Come away from distractions
You will need two people to do this exercise and it is important that you each take turns calling the pup away from the distractions.
One person will have toys and treats, the other person will have nothing. It is important that the pup knows this.
Start by having the person with the goodies walk away from the pup about 8 to 10 feet (you may need to adjust the distance).
This person will no doubt be followed by the pup.
The person with nothing should call the pup to come do not be surprised when the pup totally ignores this. Be patient and call at about 5 to 10 second intervals. Clap your hands, get your voice silly and animated. Try to entice the pup with the means available to you. Be patient.
The person with the goods should simply ignore the pup and any advances that he may make to get the treats.
At some point, maybe sooner, maybe later, the pup will tune into the person that is calling him. Praise the puppy as soon as he looks at you, even if it is just for a split second.
He may ignore you again, don’t worry, just call him to come again.
When the pup finally comes to the person who is calling him gently take his collar and praise him. At this point, the person with the treats must rush over and hand the caller a reward to give to the pup.
With this done, release the puppy and begin again.
The pup will begin to realize that in order to get the payoff, he must come to the person who is calling him.
The key to the success of this exercise is repetition and using controlled distractions. When you begin doing this exercise, go to a place where there are no other distractions.

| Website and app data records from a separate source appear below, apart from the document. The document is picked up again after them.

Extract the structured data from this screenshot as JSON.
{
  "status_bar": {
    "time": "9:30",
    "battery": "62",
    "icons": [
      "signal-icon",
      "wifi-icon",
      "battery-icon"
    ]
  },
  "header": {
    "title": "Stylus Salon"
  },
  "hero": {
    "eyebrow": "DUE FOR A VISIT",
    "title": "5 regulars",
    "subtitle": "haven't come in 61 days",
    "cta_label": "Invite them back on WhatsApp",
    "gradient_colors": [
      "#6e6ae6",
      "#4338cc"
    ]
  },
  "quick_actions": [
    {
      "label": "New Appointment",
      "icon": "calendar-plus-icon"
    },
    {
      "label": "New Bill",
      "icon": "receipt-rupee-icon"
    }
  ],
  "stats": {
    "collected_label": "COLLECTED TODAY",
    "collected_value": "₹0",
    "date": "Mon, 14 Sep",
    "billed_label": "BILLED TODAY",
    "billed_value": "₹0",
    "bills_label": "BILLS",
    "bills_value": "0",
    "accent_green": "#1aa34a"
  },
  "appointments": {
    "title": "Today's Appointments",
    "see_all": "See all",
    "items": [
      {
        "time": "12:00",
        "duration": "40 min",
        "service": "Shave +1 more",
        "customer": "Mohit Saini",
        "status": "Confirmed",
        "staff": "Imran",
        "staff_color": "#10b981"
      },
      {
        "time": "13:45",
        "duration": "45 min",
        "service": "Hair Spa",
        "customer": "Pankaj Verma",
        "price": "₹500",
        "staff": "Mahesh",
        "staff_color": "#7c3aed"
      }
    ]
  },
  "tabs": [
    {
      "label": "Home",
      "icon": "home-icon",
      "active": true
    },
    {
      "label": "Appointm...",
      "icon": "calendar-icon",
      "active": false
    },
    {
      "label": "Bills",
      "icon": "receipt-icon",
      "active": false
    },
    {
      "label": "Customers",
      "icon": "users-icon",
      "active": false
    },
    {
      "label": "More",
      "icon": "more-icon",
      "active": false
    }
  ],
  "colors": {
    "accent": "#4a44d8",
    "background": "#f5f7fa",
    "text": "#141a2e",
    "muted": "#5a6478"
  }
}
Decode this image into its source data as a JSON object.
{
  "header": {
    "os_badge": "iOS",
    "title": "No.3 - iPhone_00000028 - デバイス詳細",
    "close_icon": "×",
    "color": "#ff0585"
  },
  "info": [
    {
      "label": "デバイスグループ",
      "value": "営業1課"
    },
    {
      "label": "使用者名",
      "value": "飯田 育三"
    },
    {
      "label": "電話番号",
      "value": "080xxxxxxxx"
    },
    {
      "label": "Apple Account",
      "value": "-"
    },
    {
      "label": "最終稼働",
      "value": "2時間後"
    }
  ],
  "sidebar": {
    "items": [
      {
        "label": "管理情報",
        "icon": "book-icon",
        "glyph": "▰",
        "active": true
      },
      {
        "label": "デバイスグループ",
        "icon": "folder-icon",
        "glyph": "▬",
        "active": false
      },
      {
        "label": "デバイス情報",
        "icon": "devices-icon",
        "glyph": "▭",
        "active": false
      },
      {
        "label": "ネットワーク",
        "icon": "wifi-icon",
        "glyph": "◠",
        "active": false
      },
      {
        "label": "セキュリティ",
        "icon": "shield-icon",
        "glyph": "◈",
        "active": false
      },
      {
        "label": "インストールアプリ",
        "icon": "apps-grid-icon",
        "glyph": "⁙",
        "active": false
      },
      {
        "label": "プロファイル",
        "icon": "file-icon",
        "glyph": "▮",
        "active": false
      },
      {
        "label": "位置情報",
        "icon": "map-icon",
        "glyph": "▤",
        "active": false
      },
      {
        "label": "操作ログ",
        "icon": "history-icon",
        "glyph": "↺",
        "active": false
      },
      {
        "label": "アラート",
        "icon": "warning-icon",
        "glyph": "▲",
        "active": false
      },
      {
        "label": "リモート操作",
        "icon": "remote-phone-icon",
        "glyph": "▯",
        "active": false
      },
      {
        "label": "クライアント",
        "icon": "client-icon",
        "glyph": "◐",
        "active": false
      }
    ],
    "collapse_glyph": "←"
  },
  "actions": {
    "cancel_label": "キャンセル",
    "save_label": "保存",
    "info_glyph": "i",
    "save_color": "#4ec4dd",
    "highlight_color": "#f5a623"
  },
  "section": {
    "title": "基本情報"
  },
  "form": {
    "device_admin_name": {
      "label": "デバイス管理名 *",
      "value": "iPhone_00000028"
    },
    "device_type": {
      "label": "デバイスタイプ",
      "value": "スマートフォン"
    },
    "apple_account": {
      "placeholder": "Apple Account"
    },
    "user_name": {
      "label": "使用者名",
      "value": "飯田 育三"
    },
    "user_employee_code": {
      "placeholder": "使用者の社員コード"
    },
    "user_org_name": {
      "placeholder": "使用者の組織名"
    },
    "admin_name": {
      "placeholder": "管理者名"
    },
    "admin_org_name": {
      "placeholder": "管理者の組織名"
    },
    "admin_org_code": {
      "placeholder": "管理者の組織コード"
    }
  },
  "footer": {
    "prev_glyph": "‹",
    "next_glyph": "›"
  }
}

If there are things that the pup is more interested in than the staged distraction, that’s no good, the puppy will leave the scene of the exercise and nothing will be learned.
Games to play to improve recall (see Games): Follow Me (Chase Me), Round Robin Recall, Puppy Out of the Gate.